"Kidding Ourselves" about Consumer Directed Health Care Strategies
I know she's not a household name -- but Katherine Swartz, Professor at the Harvard School of Public Health, is one of the smartest thinkers around on the flaws and
weaknesses of the current health cost strategy of "consumer directed health care" (aka -- "faith based health insurance" ... you have to pray you don't get sick.) Here's the conclusion to Katherine's new article in the journal, Inquiry:
"There is no question we need to slow the growth in health care spending to have monies for priorities beyond health. Relying on a strategy of consumer-driven health care implies that a focus on “small ticket” items will achieve that. However, this is only true if people seek medical care less often. The trouble with this strategy is it also increases the likelihood that people will not visit physicians who might catch “unseen” health problems that often lead to high-priced medical care if left unchecked. Hypertension, high cholesterol levels, even creeping weight gains all come to mind."
"Since the vast majority of health care spending goes for a tenth of us, a much greater gain may be found in refocusing on health problems that cause high expenditures. Being overweight or obese, for example, greatly increases a person's chances of developing diabetes, which raises the odds for stroke, kidney problems, vision loss, and circulatory problems. All these contribute to high spending. Community or statewide efforts to publicize the dangers and costs of such problems—akin to what has been done over the past 40 years to reduce smoking, and has been supported by insurers, employers, and governments—might do more, at less cost, to reduce avoidable medical spending."
"Ultimately, we have to confront the fact that much of what drives health care spending is out of consumers' hands. When people become ill, the costs of their care quickly climb beyond today's high-deductible levels.
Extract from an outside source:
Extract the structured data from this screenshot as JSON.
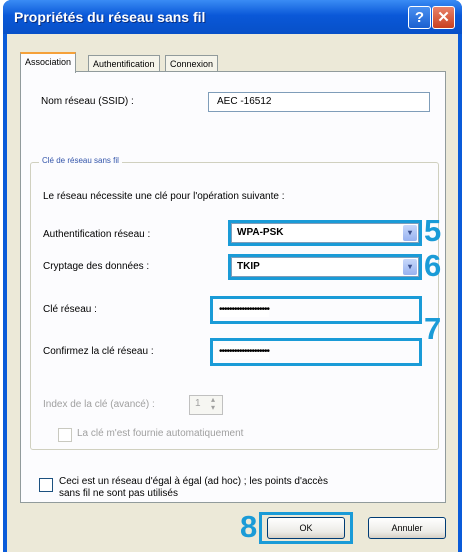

Consumer-driven health care is not going to curb spending for these people. We're kidding ourselves if we think otherwise."
Check out the full article by clicking here.